Originally published in THE Journal – December 11, 2018
Over the last 20 years, technology has opened the door to a far more flexible and personalized approach to learning. Millions of people have taken advantage of MOOCs, microcredentials and distance learning, not to mention countless informal modes of instruction ranging from podcasts to ebooks. This has all been a welcome development for the growing number of students who find that online, personalized instruction works better for them than does the traditional classroom. Today, roughly 5 million K–12 students take at least one course online, and more than 300,000 students attend a public online school full-time.
This has been a revolutionary development for a public education system that remained essentially unchanged for 200 years. As we are only beginning to discover the true potential of online learning, providers like us have a responsibility to ensure that it continues to evolve to best meet the needs of every student who chooses it.

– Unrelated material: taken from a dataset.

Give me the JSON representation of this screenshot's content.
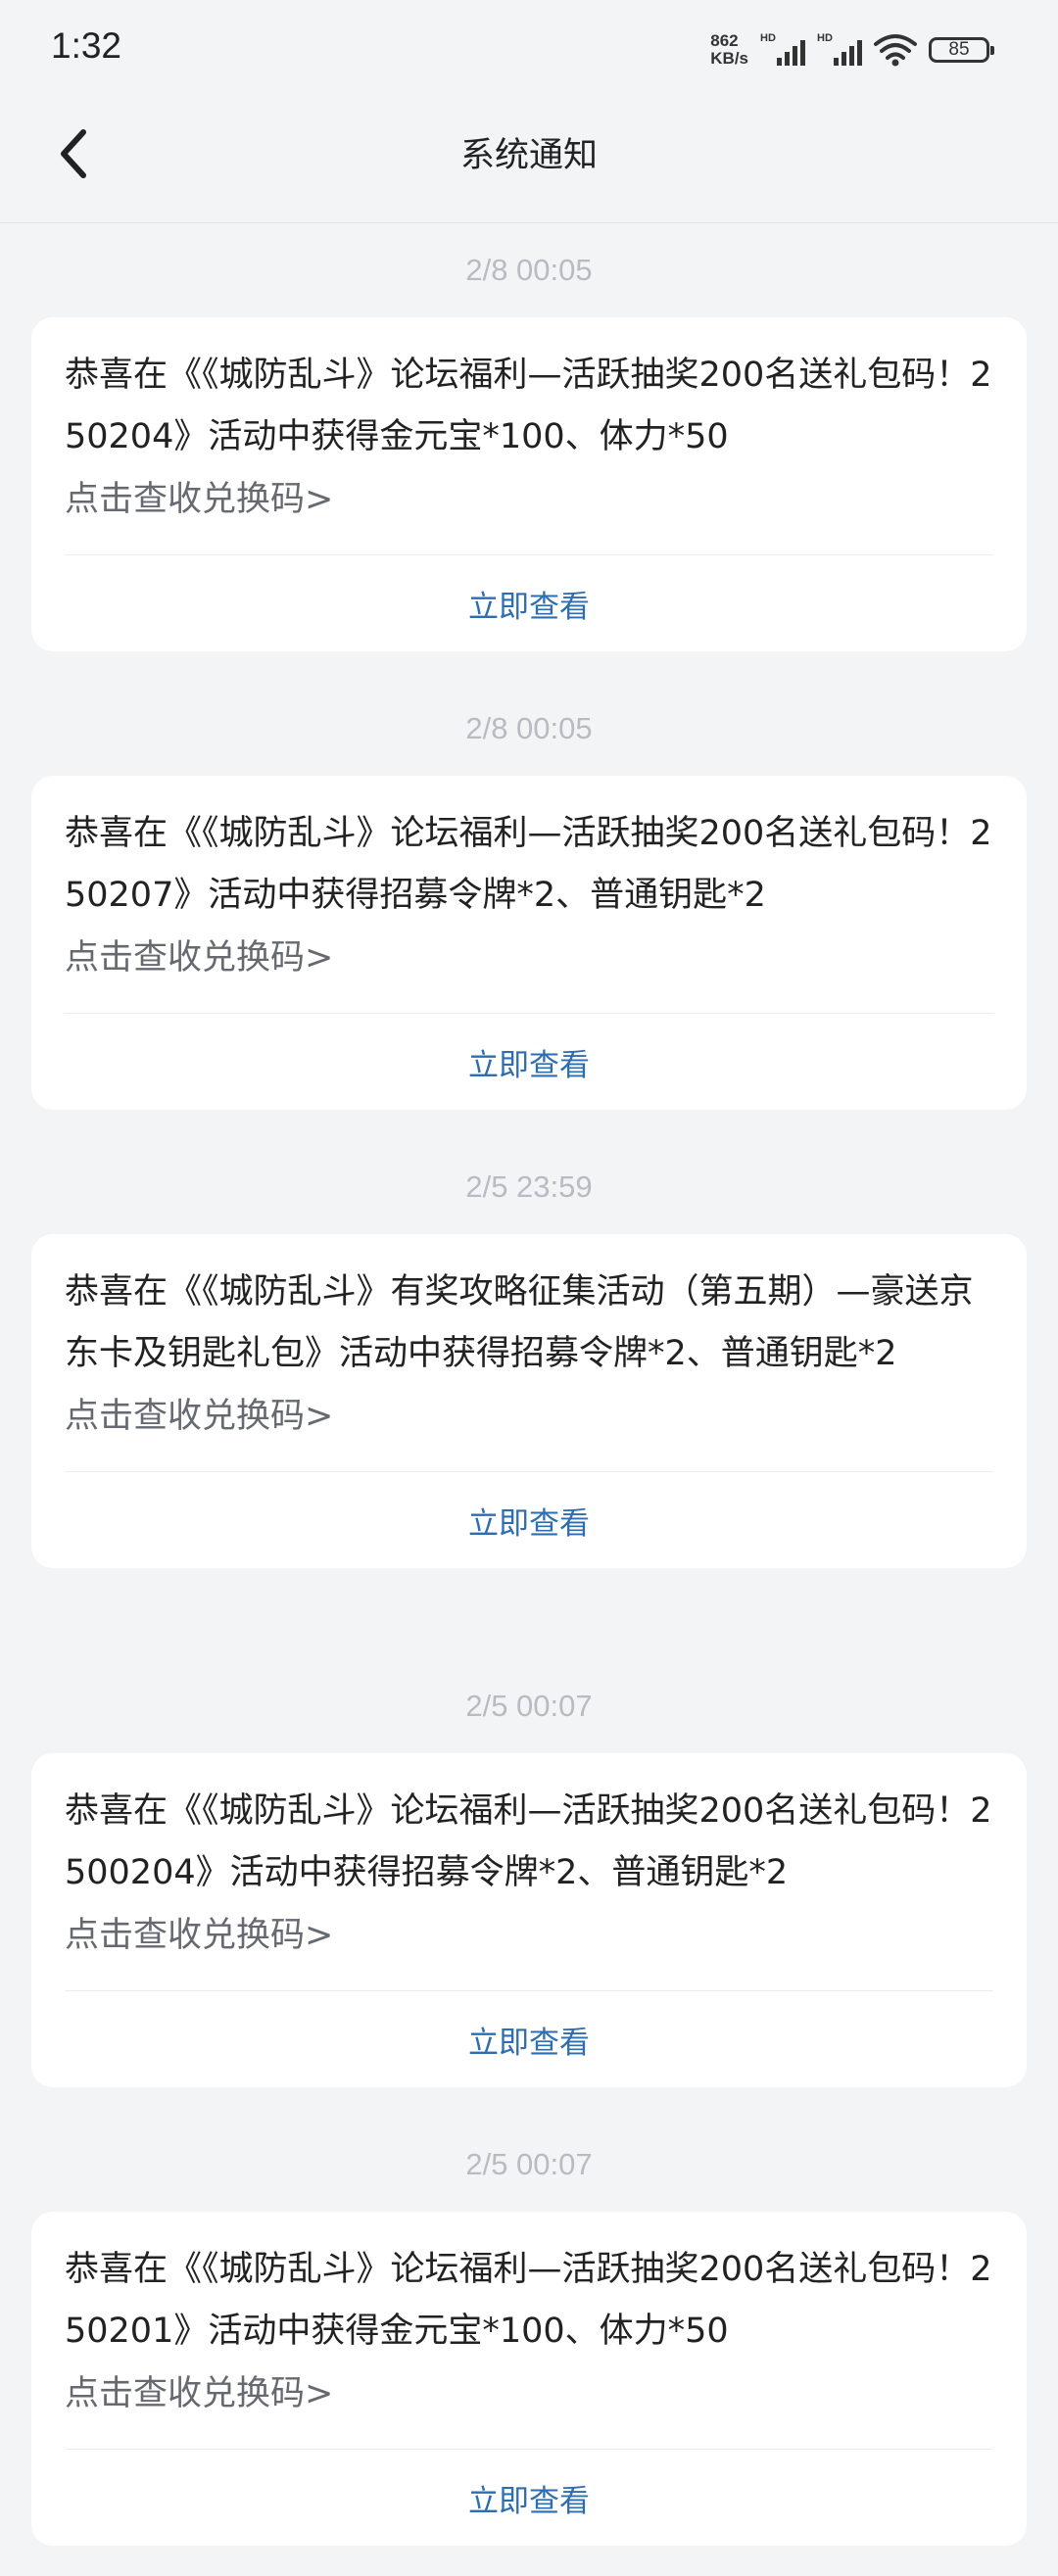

Students choose online schools for a multitude of reasons. Some have very few options where they live; others find it hard to succeed in a traditional classroom. Some have social challenges or medical needs, and still others have special circumstances such as a parent in the military or another job that comes with regular moves. Some are academically gifted, and others arrive behind in their education.
Every student is unique. Our job is to find what works for each student and personalize his or her experience to maximize growth — academic and otherwise — to enable them to reach their greatest potential. We’ve come a long way toward this goal, but we know more work needs to be done to perfect the model of online and blended learning.
We believe this means focusing on recruiting, training and retaining teachers who can create a culture of inspired learning. It means implementing programs to increase student engagement through data-driven instruction, face-to-face support and other personalized approaches. And it requires the ability to identify students who need more individual attention and ensure they get it.
We have developed new strategies and programs that focus on all these imperatives, and the effort is paying off in student success. For example, following implementation of a curriculum aligned to state standards, teacher training and student engagement programs, two K12-partner schools in Indiana advanced by two letter grades for the 2017–2018 school year. A laser focus on using student data to drive personal instruction also helped raise English and Math test scores at Arizona Virtual Academy by an average of 65 percent and 75 percent, respectively, over two years. Louisiana Virtual Charter Academy (LAVCA) ranked 22 out of 321 high schools in the state that received ACT scores.
But no school system can do it all on its own. Schools must also have support from policymakers and advice from experts in blended and online education. More precisely, we must all work together to advance sensible policies that support students wherever they attend school. These include better onboarding for new families, student engagement policies and improved accountability measures that factor in the unique characteristics like mobility and persistence. It also includes fair and equitable funding for all public schools.
Learning in a fully online school is not for every student, but it is a false choice to think in terms of an all-or-nothing approach. Online schools increasingly offer blended learning options, and we have begun to open centers where students can work with their teachers in person. It is all part of the continuing evolution of education.
As demand for blended and online learning options grows and as we learn and innovate, we must all remain committed to continuous improvement — measuring, assessing and reforming so that every student can reach his or her full potential. This is our mission, and it should serve as a pledge for all educators and institutions to the students and families they serve.
Nate Davis is the chief executive officer and chairman of the board of directors at K12 Inc., an online education provider for students in pre-K through 12th grade.